Collection entries
——————

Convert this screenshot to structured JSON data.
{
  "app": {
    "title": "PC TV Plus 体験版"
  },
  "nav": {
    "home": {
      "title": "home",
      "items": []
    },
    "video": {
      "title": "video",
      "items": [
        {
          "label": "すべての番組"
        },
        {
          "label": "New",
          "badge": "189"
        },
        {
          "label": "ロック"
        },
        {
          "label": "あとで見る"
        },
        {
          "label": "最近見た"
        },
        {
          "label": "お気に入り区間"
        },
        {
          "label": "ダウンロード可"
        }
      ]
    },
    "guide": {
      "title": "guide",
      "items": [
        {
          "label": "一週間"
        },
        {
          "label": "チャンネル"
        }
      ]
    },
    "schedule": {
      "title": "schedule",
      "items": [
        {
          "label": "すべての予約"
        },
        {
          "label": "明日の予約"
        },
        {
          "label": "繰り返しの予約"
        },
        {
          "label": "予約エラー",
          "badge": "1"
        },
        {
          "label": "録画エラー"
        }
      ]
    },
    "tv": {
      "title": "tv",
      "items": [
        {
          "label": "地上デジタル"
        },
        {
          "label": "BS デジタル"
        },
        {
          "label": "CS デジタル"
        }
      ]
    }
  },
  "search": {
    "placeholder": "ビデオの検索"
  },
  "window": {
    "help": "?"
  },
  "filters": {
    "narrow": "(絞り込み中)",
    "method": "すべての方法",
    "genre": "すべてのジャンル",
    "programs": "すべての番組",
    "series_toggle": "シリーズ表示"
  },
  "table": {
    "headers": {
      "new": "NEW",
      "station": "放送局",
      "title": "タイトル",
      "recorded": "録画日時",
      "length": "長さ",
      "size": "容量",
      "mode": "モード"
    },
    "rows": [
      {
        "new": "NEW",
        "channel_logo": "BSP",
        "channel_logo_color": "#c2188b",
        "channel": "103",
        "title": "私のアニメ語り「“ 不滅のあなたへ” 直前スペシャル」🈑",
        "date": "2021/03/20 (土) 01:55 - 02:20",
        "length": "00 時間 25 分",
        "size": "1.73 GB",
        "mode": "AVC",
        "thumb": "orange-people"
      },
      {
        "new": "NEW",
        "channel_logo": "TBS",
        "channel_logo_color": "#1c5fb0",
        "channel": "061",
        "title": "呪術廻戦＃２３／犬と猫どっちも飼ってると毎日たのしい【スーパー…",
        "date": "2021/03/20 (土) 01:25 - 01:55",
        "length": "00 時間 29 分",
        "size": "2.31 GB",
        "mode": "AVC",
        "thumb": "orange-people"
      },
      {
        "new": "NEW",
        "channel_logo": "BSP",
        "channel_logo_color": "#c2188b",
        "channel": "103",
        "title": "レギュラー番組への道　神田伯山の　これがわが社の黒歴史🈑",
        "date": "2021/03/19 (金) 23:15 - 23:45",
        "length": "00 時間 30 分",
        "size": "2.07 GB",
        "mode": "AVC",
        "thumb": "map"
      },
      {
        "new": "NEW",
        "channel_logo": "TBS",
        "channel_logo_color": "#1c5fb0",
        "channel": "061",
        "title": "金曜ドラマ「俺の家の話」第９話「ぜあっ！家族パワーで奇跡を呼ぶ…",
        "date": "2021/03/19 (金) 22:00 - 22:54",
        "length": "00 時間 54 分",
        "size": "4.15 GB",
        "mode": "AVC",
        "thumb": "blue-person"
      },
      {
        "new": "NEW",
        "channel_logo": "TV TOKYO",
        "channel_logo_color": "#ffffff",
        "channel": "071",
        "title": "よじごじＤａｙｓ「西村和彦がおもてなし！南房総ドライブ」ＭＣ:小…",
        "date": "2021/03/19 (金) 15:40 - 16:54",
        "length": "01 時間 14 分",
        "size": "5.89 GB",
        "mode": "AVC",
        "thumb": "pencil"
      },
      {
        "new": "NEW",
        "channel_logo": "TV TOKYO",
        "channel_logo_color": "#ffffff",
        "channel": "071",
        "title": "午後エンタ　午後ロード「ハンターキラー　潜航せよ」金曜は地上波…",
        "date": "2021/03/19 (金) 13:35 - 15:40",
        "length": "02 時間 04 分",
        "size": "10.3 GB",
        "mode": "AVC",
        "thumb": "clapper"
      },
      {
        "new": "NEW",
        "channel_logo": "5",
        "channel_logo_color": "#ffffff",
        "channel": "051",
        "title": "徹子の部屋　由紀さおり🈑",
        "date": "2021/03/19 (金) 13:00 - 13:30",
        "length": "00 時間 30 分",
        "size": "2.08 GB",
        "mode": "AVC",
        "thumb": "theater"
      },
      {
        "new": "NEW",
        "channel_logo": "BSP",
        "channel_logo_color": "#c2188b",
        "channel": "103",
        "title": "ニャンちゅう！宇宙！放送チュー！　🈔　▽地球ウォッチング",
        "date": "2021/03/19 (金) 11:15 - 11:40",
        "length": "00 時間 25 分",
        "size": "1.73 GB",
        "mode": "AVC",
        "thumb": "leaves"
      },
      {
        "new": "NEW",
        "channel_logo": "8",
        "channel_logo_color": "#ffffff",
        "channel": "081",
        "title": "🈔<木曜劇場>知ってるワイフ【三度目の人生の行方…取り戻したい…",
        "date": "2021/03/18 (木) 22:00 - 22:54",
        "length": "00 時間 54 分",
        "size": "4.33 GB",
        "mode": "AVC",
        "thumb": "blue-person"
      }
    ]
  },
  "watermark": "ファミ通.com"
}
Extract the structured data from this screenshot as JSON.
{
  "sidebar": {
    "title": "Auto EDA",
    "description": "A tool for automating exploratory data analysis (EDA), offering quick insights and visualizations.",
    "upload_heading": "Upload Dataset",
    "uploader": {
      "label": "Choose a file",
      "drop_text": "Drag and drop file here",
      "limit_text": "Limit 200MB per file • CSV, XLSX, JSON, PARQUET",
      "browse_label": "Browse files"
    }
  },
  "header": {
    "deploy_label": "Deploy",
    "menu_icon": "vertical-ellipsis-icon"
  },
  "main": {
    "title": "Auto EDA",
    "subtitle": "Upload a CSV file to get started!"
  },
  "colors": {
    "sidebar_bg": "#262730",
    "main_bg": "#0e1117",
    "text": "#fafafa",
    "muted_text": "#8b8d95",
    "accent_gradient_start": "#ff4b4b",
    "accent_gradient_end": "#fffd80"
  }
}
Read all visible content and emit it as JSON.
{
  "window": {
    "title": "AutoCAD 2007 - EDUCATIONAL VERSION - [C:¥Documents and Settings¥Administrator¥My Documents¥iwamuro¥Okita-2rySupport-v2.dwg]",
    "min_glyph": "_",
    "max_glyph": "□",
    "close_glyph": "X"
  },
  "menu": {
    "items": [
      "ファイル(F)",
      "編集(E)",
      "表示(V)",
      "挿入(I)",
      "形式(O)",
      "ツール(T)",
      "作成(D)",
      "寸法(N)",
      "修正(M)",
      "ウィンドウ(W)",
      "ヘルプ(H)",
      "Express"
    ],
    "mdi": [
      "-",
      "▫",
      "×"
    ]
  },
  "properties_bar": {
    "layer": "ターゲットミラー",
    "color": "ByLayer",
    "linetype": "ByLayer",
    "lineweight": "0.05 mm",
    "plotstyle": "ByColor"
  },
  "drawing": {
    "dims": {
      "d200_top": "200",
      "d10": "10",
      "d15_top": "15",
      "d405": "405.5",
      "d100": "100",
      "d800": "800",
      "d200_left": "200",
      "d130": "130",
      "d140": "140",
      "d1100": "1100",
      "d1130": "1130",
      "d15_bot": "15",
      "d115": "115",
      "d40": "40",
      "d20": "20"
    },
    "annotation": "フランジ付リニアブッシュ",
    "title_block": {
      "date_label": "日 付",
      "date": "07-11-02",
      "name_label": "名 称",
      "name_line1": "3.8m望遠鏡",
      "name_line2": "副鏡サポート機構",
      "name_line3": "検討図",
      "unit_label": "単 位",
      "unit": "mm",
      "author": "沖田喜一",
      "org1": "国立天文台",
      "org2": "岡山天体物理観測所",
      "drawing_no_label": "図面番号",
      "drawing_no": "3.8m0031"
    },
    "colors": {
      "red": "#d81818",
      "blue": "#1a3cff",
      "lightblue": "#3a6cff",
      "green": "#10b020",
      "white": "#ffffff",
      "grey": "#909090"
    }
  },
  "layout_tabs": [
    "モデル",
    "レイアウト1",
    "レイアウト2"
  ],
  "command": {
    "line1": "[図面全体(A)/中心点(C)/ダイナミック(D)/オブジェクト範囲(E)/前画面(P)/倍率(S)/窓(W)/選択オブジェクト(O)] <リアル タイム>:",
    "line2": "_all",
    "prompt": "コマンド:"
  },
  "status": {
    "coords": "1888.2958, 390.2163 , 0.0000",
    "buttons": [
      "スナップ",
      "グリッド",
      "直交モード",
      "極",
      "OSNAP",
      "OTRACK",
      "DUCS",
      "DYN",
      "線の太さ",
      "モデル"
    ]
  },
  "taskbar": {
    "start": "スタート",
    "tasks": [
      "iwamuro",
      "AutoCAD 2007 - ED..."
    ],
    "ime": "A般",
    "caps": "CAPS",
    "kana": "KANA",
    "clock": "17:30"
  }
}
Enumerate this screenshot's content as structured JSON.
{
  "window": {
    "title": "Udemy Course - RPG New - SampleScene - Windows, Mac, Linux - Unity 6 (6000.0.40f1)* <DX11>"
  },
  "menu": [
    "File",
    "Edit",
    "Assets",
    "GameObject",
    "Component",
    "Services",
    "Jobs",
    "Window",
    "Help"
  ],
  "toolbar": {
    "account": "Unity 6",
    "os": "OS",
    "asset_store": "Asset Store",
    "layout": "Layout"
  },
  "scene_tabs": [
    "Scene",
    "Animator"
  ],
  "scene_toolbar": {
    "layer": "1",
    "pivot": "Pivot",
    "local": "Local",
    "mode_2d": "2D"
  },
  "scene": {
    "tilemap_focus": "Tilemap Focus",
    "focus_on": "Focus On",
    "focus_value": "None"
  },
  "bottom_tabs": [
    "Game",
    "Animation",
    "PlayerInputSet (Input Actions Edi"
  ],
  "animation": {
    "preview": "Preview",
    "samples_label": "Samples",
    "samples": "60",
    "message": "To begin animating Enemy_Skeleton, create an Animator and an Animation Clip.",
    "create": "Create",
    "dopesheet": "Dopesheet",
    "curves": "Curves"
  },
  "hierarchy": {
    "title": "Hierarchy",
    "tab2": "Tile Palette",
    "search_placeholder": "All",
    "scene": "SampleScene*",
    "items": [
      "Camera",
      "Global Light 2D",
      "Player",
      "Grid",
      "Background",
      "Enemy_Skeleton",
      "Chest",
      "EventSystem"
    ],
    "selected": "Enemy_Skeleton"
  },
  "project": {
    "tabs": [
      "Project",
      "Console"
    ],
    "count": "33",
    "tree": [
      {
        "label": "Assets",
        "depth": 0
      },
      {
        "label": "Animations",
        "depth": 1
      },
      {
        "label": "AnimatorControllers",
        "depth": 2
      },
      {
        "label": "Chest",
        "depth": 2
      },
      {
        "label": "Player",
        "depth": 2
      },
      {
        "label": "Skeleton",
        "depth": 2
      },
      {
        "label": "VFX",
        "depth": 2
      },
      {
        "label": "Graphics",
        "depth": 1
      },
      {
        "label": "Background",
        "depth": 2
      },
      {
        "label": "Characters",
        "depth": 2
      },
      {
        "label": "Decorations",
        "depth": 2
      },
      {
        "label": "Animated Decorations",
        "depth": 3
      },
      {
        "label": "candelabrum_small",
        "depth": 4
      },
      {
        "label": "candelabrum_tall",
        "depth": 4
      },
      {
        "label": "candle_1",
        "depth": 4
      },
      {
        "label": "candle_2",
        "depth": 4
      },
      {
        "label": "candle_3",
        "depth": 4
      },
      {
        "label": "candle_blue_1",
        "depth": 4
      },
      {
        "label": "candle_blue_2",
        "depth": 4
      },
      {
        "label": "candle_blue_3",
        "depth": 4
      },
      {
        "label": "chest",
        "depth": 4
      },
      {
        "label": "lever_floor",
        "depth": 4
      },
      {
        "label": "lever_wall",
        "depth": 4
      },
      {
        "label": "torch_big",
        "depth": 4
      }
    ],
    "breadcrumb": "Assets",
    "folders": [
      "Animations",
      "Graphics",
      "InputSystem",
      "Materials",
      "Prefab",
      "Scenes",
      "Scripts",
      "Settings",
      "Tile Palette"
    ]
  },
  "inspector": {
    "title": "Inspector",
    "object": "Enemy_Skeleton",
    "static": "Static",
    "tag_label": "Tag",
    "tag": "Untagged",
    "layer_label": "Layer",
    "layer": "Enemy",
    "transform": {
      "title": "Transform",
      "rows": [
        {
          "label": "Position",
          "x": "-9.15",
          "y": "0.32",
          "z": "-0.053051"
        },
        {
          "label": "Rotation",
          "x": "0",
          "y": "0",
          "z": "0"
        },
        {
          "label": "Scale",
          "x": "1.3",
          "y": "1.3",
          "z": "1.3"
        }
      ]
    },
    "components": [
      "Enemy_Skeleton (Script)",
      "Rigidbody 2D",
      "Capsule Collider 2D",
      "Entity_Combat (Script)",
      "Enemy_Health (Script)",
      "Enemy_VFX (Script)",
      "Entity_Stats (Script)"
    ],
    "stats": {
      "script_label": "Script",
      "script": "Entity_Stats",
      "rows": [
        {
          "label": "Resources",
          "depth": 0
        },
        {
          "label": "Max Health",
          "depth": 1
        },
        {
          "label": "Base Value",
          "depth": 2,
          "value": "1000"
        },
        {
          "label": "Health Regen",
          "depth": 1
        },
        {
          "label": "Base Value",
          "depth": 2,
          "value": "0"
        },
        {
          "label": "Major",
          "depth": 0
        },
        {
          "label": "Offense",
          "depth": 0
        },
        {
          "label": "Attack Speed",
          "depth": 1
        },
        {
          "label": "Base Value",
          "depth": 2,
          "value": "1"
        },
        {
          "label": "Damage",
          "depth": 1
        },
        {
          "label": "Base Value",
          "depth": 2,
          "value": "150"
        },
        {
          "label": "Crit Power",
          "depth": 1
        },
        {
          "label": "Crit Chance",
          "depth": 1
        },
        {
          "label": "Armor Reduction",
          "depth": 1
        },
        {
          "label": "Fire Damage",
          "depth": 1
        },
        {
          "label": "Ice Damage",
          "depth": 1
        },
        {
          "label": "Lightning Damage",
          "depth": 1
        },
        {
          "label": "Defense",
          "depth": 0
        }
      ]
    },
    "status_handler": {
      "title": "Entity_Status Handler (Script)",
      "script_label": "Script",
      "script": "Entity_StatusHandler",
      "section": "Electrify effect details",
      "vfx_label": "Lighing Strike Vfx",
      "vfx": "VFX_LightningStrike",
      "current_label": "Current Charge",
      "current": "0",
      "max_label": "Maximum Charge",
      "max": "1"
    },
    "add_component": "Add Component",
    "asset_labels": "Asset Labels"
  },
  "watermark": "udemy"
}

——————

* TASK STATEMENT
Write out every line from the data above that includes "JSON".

* TASK ANSWER
Convert this screenshot to structured JSON data.
Extract the structured data from this screenshot as JSON.
      "limit_text": "Limit 200MB per file • CSV, XLSX, JSON, PARQUET",
Read all visible content and emit it as JSON.
Enumerate this screenshot's content as structured JSON.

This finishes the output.